Digital Inclusion and Transformation in South Asia.”

Ayubowan !
It gives me great pleasure to be with you at this webinar on “Digital Inclusion and Transformation in South Asia” Organized by ORF India in collaboration with Colombo Initiative and the Sappani Foundation.
First of all I would like to thank the organizers for taking the initiative and conducting this much needed forum amidst current challenges we face due to this global pandemic.
Digital transformation is affecting how we work, socialize, and create economic value. The COVID-19 crisis has highlighted the need for significant support and investments on digital transformation and effective digital governance across all countries in the region, particularly to ensure the continuity and delivery of core government functions.
The COVID-19 pandemic’s devasting impact is reaching every corner of the world. As we look back at this period, we will see history divided into a pre-COVID and a post-COVID world. A defining feature of the post-COVID world will be the digital transformation that has permeated every aspect of our lives.
As the Forbes magazine highlights there are six pillars of digital transformation. experiences, people, change, innovation, leadership, and culture.
I believe that inclusion must be at the heart of digital transformation to “leave no one behind”. We need to embed inclusive objectives in the four core foundations of the digital economy: Internet access, digital skills, digital financing and e-commerce.
If a nation is to move forward in the current context Community Led Digital transformation is vital. Irrespective of the government policies, the community needs to embrace the digital transformation fundamentals and take lead in this journey, governments will be then compelled to make the step toward digitalization.
We need to educate the public on the importance of Digital transformation and benefits of Digital Education specially during the pandemic. For example, digital education in Sri Lanka even though at the early stage is growing at a rapid rate, due to the pandemic the school system has had to embrace online education which they were reluctant to do before and now it is one of the fastest growing sectors in the country.
The United Nations has recognized digital education as one key pillar in their sustainable development goals. One of the objectives under this pillar is by 2030, substantially increase the number of youth and adults who have relevant skills, including technical and vocational skills, for employment and entrepreneurship. This too is a key priority for us in Sri Lanka, we are committed to provide our youth with the skills and the tools to further their ambitions and promote entrepreneurship and assist them to find skilled employment. This is vital for countries such as ours. We need to keep our youth occupied.
The 21st Century is known as the knowledge-centric century. Therefore to remain globally competitive, we must be efficient and technology needs to be integrated with every sector of the economy, be it agriculture, industry, or the service sector. It is vital that we invest strategically in new technologies and include such innovations into our education systems, and economy. A culture of technological innovations must be nurtured.

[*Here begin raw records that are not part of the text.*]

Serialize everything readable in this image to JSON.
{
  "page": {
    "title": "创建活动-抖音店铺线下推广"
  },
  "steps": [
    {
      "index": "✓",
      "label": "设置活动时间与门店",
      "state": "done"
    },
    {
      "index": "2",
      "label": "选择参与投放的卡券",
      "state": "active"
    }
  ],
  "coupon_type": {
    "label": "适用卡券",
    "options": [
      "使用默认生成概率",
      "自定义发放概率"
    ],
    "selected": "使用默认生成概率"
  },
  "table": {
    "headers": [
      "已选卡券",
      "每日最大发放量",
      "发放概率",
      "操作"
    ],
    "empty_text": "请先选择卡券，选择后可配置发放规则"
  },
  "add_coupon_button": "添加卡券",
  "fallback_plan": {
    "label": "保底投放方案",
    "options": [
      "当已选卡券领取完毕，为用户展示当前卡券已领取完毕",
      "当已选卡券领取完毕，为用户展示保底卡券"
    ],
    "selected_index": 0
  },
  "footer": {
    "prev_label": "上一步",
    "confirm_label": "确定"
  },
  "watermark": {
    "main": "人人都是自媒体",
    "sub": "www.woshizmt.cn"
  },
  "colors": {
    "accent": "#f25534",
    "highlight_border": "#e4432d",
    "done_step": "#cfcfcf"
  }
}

Under the leadership of his Excellency the President a key priority of our government is to work toward a “digitally inclusive Sri Lanka”.

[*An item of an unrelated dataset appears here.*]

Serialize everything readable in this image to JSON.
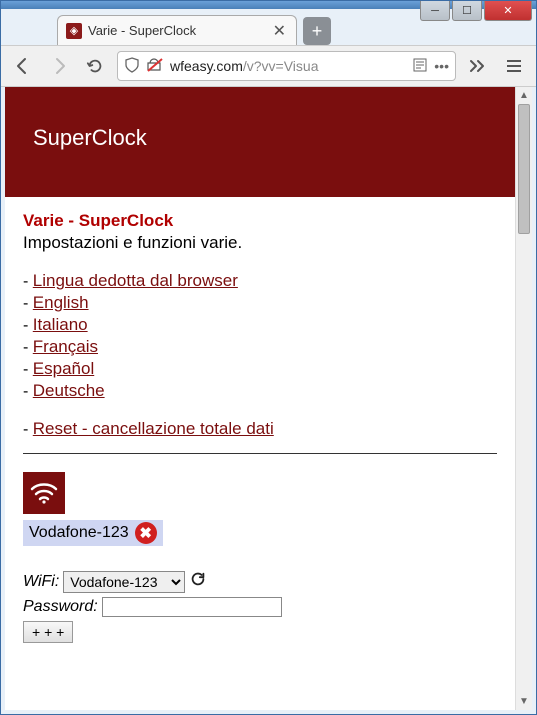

While we drive all this vision forward the convenience of our citizens would be the foremost consideration in setting up a Citizen Centric Digital Government. We will ensure that we put in place a process where people would not have to be inconvenienced due to inefficiency, delays, and having to commute to many points of service delivery to obtain public services, when such services could be obtained via the internet.
While we have already implemented digital access to vital documents such as birth & death certificates, we are working toward establishing a fully digital ID. The process of establishing a centralized Digital ID has already begun and we hope to begin work by the end of the year along with an E-Gramasevaka service which will allow the public access to essential public services from home.
While education, public services and work is shifting to the digital space Economies too have had to follow suit. With covid19 our entire lifestyles have changed we no longer interact or go about like we used to, we cannot.
Corporations and countries alike need to start investing more in digital platforms and online trading.
In Sri Lanka we hope to simplify the processes for E-businesses and we are looking at attracting more investment in E-Commerce space. We are also actively pursuing Block-Chain technology which would facilitate for digital currencies and a larger digital economy. We are also looking at promoting Esports and Gaming with so many talented youth and an already vibrant community of gamers and developers a like we see a lot of promise in this, especially for the younger generations. Globally Esports remains a 100 Billion dollar industry with infinite potential. We should encourage our youth to explore these avenues to create a livelihood for themselves but also create new industries. While youth are stuck in doors digital space provides them with an escape to not only express their creativity but also monetize it.
While digital transformation is certain, its direction is not. Governments, civil society and the private sector must work together to ensure that digital technologies benefit not only the economy but society and the environment and have inclusion at their heart. Only then do we stand a chance of realizing the true transformative potential of digital technologies to accelerate progress on the Sustainable Development Goals.